## Problem details
Copy all records verbatim, images excluded.

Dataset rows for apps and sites
--------

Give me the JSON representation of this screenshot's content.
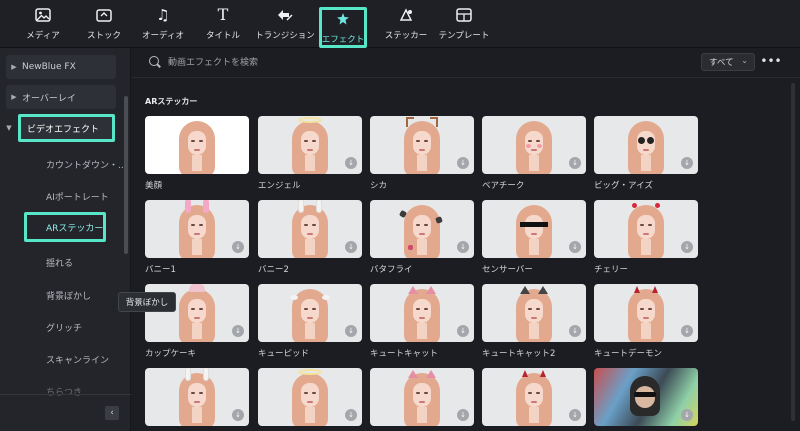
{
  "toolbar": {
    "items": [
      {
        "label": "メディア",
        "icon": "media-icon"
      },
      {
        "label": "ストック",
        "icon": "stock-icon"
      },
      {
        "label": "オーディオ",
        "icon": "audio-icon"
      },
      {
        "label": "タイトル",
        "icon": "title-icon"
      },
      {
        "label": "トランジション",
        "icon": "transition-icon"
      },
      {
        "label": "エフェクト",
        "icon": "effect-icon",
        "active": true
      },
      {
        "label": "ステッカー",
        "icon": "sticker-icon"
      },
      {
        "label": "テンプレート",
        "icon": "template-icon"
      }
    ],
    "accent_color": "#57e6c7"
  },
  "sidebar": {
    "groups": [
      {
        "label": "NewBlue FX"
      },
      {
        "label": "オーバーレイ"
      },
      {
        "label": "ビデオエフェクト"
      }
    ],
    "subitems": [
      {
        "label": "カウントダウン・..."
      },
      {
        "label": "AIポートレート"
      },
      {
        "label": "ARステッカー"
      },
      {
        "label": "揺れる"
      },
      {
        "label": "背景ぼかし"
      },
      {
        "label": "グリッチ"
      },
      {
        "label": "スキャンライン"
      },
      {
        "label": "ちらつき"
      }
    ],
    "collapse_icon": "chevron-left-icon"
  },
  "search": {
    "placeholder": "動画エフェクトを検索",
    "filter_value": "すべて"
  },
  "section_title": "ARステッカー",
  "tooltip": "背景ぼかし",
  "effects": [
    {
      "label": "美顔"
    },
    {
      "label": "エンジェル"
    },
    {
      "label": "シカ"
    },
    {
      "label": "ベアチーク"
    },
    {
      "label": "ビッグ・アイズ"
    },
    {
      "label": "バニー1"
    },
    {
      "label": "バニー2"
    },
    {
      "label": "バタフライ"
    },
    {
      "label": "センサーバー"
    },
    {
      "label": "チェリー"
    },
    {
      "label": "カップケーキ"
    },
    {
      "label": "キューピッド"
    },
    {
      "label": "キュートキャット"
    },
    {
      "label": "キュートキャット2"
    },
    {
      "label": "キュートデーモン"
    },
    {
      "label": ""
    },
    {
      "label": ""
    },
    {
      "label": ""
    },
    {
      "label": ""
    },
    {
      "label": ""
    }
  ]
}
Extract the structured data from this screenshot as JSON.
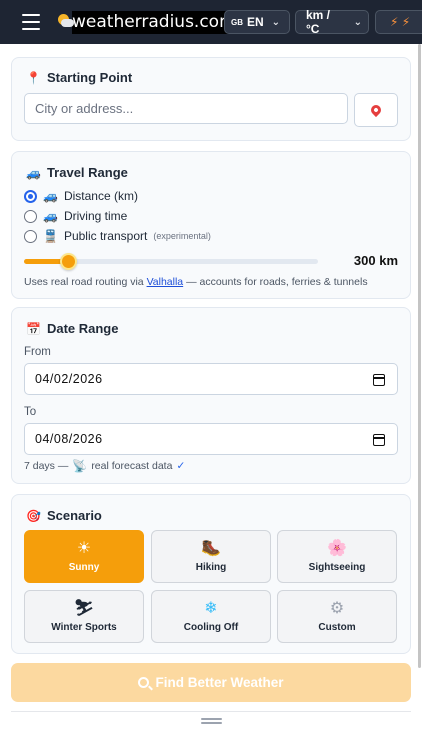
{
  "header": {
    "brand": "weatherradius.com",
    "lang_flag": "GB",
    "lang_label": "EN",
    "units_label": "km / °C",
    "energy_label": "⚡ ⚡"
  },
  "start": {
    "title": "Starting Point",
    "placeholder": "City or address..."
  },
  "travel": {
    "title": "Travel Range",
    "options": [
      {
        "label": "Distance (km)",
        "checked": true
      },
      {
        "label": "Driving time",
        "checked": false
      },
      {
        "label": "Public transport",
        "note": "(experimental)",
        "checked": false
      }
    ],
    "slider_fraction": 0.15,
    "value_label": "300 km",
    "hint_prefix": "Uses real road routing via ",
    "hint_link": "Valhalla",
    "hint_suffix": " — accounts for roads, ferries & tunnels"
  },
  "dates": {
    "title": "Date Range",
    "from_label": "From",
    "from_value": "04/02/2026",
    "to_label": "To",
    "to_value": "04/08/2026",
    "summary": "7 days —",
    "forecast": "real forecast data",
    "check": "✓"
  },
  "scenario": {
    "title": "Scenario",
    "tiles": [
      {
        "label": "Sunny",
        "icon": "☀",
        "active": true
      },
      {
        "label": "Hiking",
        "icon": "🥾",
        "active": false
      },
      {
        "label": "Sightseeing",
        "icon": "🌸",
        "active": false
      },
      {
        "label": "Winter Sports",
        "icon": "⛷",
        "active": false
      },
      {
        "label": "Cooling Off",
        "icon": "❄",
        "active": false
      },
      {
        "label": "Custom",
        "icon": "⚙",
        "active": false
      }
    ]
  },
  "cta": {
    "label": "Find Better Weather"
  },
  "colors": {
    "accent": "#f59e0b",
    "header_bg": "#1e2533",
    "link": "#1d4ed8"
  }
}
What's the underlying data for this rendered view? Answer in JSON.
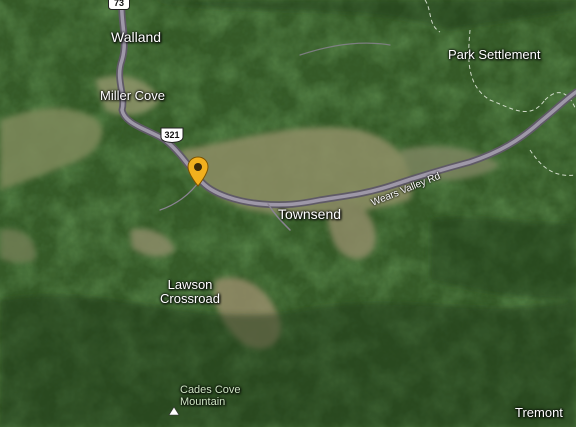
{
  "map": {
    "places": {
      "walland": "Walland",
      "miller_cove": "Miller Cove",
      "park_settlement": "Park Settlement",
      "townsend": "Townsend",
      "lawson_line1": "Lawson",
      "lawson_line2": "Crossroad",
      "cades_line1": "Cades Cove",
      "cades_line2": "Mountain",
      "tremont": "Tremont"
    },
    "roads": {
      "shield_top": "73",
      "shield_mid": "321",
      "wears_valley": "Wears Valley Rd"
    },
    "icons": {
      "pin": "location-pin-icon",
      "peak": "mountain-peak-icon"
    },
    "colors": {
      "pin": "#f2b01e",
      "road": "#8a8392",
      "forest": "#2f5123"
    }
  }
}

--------

## Written reply
Give me the JSON representation of this screenshot's content.
{
  "toolbar": {
    "items": [
      {
        "label": "メディア",
        "icon": "media-icon"
      },
      {
        "label": "ストック",
        "icon": "stock-icon"
      },
      {
        "label": "オーディオ",
        "icon": "audio-icon"
      },
      {
        "label": "タイトル",
        "icon": "title-icon"
      },
      {
        "label": "トランジション",
        "icon": "transition-icon"
      },
      {
        "label": "エフェクト",
        "icon": "effect-icon",
        "active": true
      },
      {
        "label": "ステッカー",
        "icon": "sticker-icon"
      },
      {
        "label": "テンプレート",
        "icon": "template-icon"
      }
    ],
    "accent_color": "#57e6c7"
  },
  "sidebar": {
    "groups": [
      {
        "label": "NewBlue FX"
      },
      {
        "label": "オーバーレイ"
      },
      {
        "label": "ビデオエフェクト"
      }
    ],
    "subitems": [
      {
        "label": "カウントダウン・..."
      },
      {
        "label": "AIポートレート"
      },
      {
        "label": "ARステッカー"
      },
      {
        "label": "揺れる"
      },
      {
        "label": "背景ぼかし"
      },
      {
        "label": "グリッチ"
      },
      {
        "label": "スキャンライン"
      },
      {
        "label": "ちらつき"
      }
    ],
    "collapse_icon": "chevron-left-icon"
  },
  "search": {
    "placeholder": "動画エフェクトを検索",
    "filter_value": "すべて"
  },
  "section_title": "ARステッカー",
  "tooltip": "背景ぼかし",
  "effects": [
    {
      "label": "美顔"
    },
    {
      "label": "エンジェル"
    },
    {
      "label": "シカ"
    },
    {
      "label": "ベアチーク"
    },
    {
      "label": "ビッグ・アイズ"
    },
    {
      "label": "バニー1"
    },
    {
      "label": "バニー2"
    },
    {
      "label": "バタフライ"
    },
    {
      "label": "センサーバー"
    },
    {
      "label": "チェリー"
    },
    {
      "label": "カップケーキ"
    },
    {
      "label": "キューピッド"
    },
    {
      "label": "キュートキャット"
    },
    {
      "label": "キュートキャット2"
    },
    {
      "label": "キュートデーモン"
    },
    {
      "label": ""
    },
    {
      "label": ""
    },
    {
      "label": ""
    },
    {
      "label": ""
    },
    {
      "label": ""
    }
  ]
}
Extract the structured data from this screenshot as JSON.
{
  "header": {
    "brand": "weatherradius.com",
    "lang_flag": "GB",
    "lang_label": "EN",
    "units_label": "km / °C",
    "energy_label": "⚡ ⚡"
  },
  "start": {
    "title": "Starting Point",
    "placeholder": "City or address..."
  },
  "travel": {
    "title": "Travel Range",
    "options": [
      {
        "label": "Distance (km)",
        "checked": true
      },
      {
        "label": "Driving time",
        "checked": false
      },
      {
        "label": "Public transport",
        "note": "(experimental)",
        "checked": false
      }
    ],
    "slider_fraction": 0.15,
    "value_label": "300 km",
    "hint_prefix": "Uses real road routing via ",
    "hint_link": "Valhalla",
    "hint_suffix": " — accounts for roads, ferries & tunnels"
  },
  "dates": {
    "title": "Date Range",
    "from_label": "From",
    "from_value": "04/02/2026",
    "to_label": "To",
    "to_value": "04/08/2026",
    "summary": "7 days —",
    "forecast": "real forecast data",
    "check": "✓"
  },
  "scenario": {
    "title": "Scenario",
    "tiles": [
      {
        "label": "Sunny",
        "icon": "☀",
        "active": true
      },
      {
        "label": "Hiking",
        "icon": "🥾",
        "active": false
      },
      {
        "label": "Sightseeing",
        "icon": "🌸",
        "active": false
      },
      {
        "label": "Winter Sports",
        "icon": "⛷",
        "active": false
      },
      {
        "label": "Cooling Off",
        "icon": "❄",
        "active": false
      },
      {
        "label": "Custom",
        "icon": "⚙",
        "active": false
      }
    ]
  },
  "cta": {
    "label": "Find Better Weather"
  },
  "colors": {
    "accent": "#f59e0b",
    "header_bg": "#1e2533",
    "link": "#1d4ed8"
  }
}
What's the underlying data for this rendered view? Answer in JSON.
{
  "map": {
    "places": {
      "walland": "Walland",
      "miller_cove": "Miller Cove",
      "park_settlement": "Park Settlement",
      "townsend": "Townsend",
      "lawson_line1": "Lawson",
      "lawson_line2": "Crossroad",
      "cades_line1": "Cades Cove",
      "cades_line2": "Mountain",
      "tremont": "Tremont"
    },
    "roads": {
      "shield_top": "73",
      "shield_mid": "321",
      "wears_valley": "Wears Valley Rd"
    },
    "icons": {
      "pin": "location-pin-icon",
      "peak": "mountain-peak-icon"
    },
    "colors": {
      "pin": "#f2b01e",
      "road": "#8a8392",
      "forest": "#2f5123"
    }
  }
}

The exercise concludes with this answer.